Our goal is to perform these songs with vocal and musical beauty, while at the same time making our audience (and ourselves) aware of the raw, messy, destructive passions that helped to create them. Above are some extracts from the programme notes, arranged the way they are in the programme, in between the translations of the poems, so that the audience will be more likely to read them, and imagine the life and struggles of the poet while they listen to his poems.
Verlaine is dead. The last shred of that ruined soul which has for years been rotting away in chance Parisian brasseries, has loosened its hold upon life and slipped into the unknown; but the poetry he has left behind him, with its sighs and bitter sobbings, and its few gleams of beauty and of joy, contains the essence of his strange nature. Half faun, half satyr, his nature was allied to baseness and brutal animalism, but possessed a strange and childish naïveté which remained with him to the last, and a spirit remotely intact in the chaos of his wayward senses, whence issued songs of matchless purity and inimitable music.
- Verlaine: A Feminine Appreciation, by Mrs. Reginald de Koven (1896)
We are performing Fauré’s La Bonne Chanson and Debussy’s Ariettes Oubliées, among individual Verlaine settings by six other composers, including a total of four settings of ‘L’Heure Exquise.’ Interspersed with the music, we are reading extracts of essays and article written by Verlaine enthusiasts of his own time, and translations of letters between Verlaine and Rimbaud.
At the end of his life hardly anything but the naïveté was left, and the poems become mere outcries and gestures.
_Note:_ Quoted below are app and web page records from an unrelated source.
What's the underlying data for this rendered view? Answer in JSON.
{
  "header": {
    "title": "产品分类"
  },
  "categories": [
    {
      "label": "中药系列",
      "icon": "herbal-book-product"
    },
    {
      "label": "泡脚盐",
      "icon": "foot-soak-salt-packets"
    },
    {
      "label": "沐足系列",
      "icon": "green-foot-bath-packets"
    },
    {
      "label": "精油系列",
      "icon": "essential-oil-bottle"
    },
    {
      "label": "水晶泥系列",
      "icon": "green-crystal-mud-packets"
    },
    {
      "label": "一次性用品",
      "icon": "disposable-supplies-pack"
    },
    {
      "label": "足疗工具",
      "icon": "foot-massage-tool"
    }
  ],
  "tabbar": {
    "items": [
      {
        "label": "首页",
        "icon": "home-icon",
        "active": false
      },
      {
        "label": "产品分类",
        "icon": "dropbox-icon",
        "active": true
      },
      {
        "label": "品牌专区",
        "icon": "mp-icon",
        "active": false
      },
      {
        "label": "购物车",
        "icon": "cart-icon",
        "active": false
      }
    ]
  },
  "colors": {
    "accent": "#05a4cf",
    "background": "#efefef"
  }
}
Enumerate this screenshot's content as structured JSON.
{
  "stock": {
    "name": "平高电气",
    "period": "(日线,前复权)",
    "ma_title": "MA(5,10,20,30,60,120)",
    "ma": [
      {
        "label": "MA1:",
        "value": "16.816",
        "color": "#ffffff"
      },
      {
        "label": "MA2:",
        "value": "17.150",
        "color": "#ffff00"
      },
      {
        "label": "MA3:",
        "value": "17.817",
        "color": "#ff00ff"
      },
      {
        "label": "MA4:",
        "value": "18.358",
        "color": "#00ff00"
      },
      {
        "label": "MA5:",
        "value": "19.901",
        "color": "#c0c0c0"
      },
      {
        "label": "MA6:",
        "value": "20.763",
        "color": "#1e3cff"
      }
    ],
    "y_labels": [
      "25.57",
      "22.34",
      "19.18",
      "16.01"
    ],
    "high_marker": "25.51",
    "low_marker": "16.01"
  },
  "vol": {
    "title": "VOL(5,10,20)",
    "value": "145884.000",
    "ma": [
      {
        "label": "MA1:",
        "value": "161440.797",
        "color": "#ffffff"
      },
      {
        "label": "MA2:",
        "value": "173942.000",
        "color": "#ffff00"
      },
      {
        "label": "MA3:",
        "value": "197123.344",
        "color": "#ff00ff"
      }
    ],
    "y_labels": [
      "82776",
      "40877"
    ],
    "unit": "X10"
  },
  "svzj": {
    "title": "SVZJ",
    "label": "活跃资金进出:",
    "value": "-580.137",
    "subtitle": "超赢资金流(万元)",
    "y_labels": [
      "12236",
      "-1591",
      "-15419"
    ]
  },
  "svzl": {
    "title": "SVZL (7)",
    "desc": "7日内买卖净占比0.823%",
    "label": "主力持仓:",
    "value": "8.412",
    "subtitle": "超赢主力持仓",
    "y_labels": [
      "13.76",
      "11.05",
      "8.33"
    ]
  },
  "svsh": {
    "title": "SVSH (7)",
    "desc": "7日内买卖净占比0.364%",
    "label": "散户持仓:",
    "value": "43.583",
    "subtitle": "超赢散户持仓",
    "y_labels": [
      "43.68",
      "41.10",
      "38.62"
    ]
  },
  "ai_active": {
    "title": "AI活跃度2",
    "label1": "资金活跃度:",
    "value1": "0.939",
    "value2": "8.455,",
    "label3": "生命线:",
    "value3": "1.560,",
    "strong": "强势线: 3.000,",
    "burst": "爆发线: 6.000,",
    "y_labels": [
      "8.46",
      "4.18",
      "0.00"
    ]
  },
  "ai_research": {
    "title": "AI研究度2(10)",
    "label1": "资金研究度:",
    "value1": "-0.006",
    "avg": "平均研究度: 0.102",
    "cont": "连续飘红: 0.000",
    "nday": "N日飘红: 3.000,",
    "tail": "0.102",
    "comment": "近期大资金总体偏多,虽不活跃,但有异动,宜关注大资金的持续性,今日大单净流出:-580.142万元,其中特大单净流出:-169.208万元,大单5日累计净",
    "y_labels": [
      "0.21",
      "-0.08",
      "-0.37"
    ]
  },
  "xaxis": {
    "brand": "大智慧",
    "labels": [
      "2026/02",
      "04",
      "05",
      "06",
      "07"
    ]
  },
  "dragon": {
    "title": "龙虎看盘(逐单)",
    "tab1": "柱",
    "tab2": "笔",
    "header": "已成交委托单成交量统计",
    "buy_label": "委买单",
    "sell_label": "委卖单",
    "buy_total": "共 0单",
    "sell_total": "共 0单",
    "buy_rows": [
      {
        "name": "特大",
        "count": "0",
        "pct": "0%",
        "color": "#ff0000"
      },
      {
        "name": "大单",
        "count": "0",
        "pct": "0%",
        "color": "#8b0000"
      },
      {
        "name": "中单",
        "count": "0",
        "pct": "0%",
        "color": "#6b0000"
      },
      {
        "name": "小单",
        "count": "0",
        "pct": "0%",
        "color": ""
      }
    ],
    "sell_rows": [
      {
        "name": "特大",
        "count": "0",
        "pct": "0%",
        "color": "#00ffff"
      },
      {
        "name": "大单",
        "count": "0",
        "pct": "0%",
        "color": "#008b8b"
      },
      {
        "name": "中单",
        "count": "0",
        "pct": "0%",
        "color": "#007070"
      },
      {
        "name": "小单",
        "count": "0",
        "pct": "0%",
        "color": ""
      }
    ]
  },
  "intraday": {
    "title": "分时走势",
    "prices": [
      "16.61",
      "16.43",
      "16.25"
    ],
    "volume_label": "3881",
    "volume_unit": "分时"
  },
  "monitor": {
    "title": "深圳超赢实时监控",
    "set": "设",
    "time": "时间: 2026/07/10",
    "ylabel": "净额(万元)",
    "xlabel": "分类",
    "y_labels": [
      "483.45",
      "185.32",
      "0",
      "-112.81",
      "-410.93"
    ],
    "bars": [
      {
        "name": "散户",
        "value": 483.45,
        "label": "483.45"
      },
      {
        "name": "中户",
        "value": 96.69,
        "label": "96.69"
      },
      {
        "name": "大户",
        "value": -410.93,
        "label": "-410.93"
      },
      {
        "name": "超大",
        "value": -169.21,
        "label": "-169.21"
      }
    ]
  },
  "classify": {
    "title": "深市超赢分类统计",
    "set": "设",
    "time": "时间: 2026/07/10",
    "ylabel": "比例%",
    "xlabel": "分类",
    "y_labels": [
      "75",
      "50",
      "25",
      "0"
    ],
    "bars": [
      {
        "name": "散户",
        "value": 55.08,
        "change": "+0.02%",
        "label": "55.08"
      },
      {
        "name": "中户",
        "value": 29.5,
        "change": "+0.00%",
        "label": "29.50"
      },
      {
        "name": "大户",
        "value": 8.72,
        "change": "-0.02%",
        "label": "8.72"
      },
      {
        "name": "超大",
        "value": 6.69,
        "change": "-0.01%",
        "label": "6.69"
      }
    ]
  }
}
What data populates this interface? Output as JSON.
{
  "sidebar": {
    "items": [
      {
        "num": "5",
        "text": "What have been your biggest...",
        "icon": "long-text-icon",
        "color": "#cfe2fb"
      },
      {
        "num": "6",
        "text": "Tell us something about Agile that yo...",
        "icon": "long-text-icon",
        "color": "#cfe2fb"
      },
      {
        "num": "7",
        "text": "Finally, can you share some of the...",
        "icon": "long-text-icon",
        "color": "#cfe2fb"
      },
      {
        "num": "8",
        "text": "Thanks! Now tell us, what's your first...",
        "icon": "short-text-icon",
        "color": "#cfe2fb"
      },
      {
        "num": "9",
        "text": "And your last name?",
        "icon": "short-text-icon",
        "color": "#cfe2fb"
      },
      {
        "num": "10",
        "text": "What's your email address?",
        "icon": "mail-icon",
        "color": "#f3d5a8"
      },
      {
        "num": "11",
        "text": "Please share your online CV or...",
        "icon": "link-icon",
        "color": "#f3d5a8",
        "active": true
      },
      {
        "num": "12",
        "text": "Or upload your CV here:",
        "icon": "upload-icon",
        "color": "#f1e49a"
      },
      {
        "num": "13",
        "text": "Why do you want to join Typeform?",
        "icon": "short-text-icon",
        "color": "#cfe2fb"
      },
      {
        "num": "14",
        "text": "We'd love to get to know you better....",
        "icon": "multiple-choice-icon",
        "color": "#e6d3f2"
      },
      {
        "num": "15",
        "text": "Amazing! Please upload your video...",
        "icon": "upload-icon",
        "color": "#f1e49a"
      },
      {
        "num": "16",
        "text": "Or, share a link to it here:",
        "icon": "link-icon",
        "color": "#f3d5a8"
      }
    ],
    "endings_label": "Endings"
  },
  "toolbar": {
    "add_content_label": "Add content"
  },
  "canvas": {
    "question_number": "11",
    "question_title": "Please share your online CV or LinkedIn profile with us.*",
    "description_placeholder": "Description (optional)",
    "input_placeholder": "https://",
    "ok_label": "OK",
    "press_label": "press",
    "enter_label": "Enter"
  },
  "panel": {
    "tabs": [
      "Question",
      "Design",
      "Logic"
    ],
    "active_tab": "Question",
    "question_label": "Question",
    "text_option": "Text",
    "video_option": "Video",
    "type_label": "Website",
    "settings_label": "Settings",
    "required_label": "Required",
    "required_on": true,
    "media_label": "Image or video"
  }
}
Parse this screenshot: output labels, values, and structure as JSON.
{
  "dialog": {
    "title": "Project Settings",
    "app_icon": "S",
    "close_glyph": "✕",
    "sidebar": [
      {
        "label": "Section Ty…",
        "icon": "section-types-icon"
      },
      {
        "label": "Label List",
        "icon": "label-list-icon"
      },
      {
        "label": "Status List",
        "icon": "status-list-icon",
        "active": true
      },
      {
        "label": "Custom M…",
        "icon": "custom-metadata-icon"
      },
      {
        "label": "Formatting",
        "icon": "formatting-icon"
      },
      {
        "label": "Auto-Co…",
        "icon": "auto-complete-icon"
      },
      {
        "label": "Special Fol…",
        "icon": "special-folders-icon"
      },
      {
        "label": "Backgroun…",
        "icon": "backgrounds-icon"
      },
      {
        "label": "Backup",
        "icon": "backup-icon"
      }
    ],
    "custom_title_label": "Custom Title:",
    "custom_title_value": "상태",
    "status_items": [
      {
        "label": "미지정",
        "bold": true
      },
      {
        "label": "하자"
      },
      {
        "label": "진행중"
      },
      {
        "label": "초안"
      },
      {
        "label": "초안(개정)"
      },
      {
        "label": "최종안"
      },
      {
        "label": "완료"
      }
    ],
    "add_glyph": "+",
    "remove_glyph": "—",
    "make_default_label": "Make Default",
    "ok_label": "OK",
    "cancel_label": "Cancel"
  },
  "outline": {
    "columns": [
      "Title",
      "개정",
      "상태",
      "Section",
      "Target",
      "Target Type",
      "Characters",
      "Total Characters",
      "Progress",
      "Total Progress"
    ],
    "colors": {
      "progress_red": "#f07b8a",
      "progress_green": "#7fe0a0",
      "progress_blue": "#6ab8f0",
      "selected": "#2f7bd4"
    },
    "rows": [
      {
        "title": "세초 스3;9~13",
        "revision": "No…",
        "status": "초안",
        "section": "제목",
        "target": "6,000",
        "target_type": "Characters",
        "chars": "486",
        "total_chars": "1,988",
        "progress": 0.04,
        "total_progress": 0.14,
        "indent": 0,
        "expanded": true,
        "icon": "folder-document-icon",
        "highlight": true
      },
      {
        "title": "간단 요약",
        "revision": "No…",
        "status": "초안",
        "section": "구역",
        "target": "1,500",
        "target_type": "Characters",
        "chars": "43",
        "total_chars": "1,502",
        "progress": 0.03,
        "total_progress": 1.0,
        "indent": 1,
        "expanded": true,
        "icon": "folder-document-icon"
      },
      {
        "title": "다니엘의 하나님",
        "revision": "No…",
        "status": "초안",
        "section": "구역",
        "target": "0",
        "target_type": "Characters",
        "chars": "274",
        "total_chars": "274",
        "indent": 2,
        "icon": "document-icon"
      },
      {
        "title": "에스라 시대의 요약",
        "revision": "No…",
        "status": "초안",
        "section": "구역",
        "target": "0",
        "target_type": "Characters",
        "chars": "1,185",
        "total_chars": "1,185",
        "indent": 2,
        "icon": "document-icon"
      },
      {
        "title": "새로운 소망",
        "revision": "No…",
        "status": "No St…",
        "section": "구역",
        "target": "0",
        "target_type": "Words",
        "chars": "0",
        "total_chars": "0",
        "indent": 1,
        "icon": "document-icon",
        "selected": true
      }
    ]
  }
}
There is no part of his work which is not the expression of some form of love, human or divine, grotesque or heroic, but always insatiable.
- Some Unpublished Letters of Verlaine, by Arthur Symons
Myself, Philip Eve, and Christopher Gould perform Exquisite Decadence, Verlaine’s Absinthe-Tinted Songs, at the Canterbury Festival on 15 October at 7:30 p.m. www.canterburyfestival.co.uk